Instructions to follow
Each entry needs to be given again, character for character.

Exercise data

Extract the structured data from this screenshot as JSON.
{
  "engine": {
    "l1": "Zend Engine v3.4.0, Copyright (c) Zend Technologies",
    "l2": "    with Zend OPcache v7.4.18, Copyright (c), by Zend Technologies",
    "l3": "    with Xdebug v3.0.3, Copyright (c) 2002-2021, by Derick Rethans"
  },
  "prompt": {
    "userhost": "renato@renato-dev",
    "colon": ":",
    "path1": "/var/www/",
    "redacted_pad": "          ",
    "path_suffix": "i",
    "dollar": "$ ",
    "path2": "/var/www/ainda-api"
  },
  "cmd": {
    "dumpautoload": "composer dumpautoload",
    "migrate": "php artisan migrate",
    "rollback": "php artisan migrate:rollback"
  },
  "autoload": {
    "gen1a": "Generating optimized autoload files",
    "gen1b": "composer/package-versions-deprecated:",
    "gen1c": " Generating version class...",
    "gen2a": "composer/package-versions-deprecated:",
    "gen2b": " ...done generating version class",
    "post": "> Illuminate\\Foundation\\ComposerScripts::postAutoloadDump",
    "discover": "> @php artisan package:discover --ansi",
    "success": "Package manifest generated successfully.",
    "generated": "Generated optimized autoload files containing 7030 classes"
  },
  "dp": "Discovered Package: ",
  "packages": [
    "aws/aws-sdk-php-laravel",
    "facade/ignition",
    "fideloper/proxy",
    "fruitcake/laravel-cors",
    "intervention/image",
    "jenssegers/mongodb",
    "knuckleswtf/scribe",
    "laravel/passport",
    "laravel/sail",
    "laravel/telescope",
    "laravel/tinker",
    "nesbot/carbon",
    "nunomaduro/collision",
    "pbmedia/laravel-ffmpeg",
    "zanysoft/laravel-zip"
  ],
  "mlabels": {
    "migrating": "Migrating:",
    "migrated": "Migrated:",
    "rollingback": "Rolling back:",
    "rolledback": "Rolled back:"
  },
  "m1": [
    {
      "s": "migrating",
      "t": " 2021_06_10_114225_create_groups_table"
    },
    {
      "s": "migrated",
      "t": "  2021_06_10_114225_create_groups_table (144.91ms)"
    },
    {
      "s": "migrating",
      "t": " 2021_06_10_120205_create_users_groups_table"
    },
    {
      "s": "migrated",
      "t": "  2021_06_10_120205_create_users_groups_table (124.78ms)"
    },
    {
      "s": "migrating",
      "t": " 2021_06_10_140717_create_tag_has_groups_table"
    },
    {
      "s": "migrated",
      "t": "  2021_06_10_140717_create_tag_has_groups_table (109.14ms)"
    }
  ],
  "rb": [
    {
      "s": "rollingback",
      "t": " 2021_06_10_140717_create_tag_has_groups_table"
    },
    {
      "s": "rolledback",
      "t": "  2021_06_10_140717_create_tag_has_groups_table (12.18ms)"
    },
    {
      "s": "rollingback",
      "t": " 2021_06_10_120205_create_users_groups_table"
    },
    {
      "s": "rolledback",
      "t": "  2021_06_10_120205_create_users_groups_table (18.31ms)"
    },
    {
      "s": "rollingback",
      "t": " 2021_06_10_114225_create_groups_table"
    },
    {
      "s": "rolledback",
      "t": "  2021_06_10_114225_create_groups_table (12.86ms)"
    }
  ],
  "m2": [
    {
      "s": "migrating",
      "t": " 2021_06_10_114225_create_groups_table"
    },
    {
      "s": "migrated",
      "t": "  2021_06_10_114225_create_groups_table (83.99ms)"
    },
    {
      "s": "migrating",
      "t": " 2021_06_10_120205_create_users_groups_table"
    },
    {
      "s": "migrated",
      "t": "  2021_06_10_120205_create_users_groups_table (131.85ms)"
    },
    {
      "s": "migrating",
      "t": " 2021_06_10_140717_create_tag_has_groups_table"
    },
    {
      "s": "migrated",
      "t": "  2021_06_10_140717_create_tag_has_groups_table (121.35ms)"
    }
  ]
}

Problem solution
Extract the structured data from this screenshot as JSON.
{
  "engine": {
    "l1": "Zend Engine v3.4.0, Copyright (c) Zend Technologies",
    "l2": "    with Zend OPcache v7.4.18, Copyright (c), by Zend Technologies",
    "l3": "    with Xdebug v3.0.3, Copyright (c) 2002-2021, by Derick Rethans"
  },
  "prompt": {
    "userhost": "renato@renato-dev",
    "colon": ":",
    "path1": "/var/www/",
    "redacted_pad": "          ",
    "path_suffix": "i",
    "dollar": "$ ",
    "path2": "/var/www/ainda-api"
  },
  "cmd": {
    "dumpautoload": "composer dumpautoload",
    "migrate": "php artisan migrate",
    "rollback": "php artisan migrate:rollback"
  },
  "autoload": {
    "gen1a": "Generating optimized autoload files",
    "gen1b": "composer/package-versions-deprecated:",
    "gen1c": " Generating version class...",
    "gen2a": "composer/package-versions-deprecated:",
    "gen2b": " ...done generating version class",
    "post": "> Illuminate\\Foundation\\ComposerScripts::postAutoloadDump",
    "discover": "> @php artisan package:discover --ansi",
    "success": "Package manifest generated successfully.",
    "generated": "Generated optimized autoload files containing 7030 classes"
  },
  "dp": "Discovered Package: ",
  "packages": [
    "aws/aws-sdk-php-laravel",
    "facade/ignition",
    "fideloper/proxy",
    "fruitcake/laravel-cors",
    "intervention/image",
    "jenssegers/mongodb",
    "knuckleswtf/scribe",
    "laravel/passport",
    "laravel/sail",
    "laravel/telescope",
    "laravel/tinker",
    "nesbot/carbon",
    "nunomaduro/collision",
    "pbmedia/laravel-ffmpeg",
    "zanysoft/laravel-zip"
  ],
  "mlabels": {
    "migrating": "Migrating:",
    "migrated": "Migrated:",
    "rollingback": "Rolling back:",
    "rolledback": "Rolled back:"
  },
  "m1": [
    {
      "s": "migrating",
      "t": " 2021_06_10_114225_create_groups_table"
    },
    {
      "s": "migrated",
      "t": "  2021_06_10_114225_create_groups_table (144.91ms)"
    },
    {
      "s": "migrating",
      "t": " 2021_06_10_120205_create_users_groups_table"
    },
    {
      "s": "migrated",
      "t": "  2021_06_10_120205_create_users_groups_table (124.78ms)"
    },
    {
      "s": "migrating",
      "t": " 2021_06_10_140717_create_tag_has_groups_table"
    },
    {
      "s": "migrated",
      "t": "  2021_06_10_140717_create_tag_has_groups_table (109.14ms)"
    }
  ],
  "rb": [
    {
      "s": "rollingback",
      "t": " 2021_06_10_140717_create_tag_has_groups_table"
    },
    {
      "s": "rolledback",
      "t": "  2021_06_10_140717_create_tag_has_groups_table (12.18ms)"
    },
    {
      "s": "rollingback",
      "t": " 2021_06_10_120205_create_users_groups_table"
    },
    {
      "s": "rolledback",
      "t": "  2021_06_10_120205_create_users_groups_table (18.31ms)"
    },
    {
      "s": "rollingback",
      "t": " 2021_06_10_114225_create_groups_table"
    },
    {
      "s": "rolledback",
      "t": "  2021_06_10_114225_create_groups_table (12.86ms)"
    }
  ],
  "m2": [
    {
      "s": "migrating",
      "t": " 2021_06_10_114225_create_groups_table"
    },
    {
      "s": "migrated",
      "t": "  2021_06_10_114225_create_groups_table (83.99ms)"
    },
    {
      "s": "migrating",
      "t": " 2021_06_10_120205_create_users_groups_table"
    },
    {
      "s": "migrated",
      "t": "  2021_06_10_120205_create_users_groups_table (131.85ms)"
    },
    {
      "s": "migrating",
      "t": " 2021_06_10_140717_create_tag_has_groups_table"
    },
    {
      "s": "migrated",
      "t": "  2021_06_10_140717_create_tag_has_groups_table (121.35ms)"
    }
  ]
}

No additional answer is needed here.